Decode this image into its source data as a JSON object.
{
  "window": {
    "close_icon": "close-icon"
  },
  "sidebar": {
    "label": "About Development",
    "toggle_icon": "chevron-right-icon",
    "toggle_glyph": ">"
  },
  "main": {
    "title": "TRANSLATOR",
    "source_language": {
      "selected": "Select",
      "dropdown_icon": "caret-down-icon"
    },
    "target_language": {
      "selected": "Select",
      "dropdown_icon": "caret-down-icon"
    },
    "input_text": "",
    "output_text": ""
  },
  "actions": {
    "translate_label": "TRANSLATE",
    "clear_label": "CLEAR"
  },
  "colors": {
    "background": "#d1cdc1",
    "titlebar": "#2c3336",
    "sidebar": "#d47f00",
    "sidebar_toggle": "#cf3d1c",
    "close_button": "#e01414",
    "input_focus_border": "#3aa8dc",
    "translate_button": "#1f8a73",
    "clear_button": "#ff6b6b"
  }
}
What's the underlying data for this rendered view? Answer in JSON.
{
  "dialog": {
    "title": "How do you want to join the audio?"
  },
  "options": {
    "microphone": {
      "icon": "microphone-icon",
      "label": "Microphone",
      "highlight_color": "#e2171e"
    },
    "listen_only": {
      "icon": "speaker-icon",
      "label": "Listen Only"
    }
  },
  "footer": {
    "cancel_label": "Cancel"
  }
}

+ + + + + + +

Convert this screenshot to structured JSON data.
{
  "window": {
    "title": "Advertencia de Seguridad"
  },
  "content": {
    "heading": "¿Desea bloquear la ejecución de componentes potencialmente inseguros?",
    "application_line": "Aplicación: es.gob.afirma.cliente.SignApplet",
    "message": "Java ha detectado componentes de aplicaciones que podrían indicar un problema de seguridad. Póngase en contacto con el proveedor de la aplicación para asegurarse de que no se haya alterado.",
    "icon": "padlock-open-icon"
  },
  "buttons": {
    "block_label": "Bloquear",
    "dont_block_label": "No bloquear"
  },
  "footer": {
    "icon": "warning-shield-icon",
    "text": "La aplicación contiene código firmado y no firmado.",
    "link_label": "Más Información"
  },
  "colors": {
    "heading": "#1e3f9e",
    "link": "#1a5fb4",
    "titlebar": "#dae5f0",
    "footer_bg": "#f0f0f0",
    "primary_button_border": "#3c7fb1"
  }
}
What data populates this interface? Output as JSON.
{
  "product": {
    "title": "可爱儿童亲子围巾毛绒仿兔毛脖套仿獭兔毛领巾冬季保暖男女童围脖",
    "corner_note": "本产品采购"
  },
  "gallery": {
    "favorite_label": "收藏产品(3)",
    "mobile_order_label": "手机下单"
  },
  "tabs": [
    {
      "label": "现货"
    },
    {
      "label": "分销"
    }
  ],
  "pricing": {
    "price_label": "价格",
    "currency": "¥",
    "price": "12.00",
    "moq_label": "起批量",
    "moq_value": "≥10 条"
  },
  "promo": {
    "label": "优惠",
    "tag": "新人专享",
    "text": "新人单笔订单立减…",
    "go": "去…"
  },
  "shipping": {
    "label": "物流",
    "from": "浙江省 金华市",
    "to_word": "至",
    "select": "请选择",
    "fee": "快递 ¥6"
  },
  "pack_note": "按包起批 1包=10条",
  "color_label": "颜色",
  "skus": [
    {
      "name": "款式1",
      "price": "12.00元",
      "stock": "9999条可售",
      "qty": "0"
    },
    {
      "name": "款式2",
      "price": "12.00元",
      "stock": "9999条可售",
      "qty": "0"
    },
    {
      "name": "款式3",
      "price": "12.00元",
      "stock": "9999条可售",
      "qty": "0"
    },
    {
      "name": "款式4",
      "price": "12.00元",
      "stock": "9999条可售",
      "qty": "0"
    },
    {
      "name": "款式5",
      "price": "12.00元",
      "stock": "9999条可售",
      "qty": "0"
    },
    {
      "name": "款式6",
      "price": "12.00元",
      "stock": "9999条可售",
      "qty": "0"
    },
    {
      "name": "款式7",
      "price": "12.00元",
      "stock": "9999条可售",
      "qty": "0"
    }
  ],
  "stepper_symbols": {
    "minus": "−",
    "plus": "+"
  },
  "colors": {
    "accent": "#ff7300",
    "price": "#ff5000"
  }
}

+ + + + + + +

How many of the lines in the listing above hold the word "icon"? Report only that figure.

8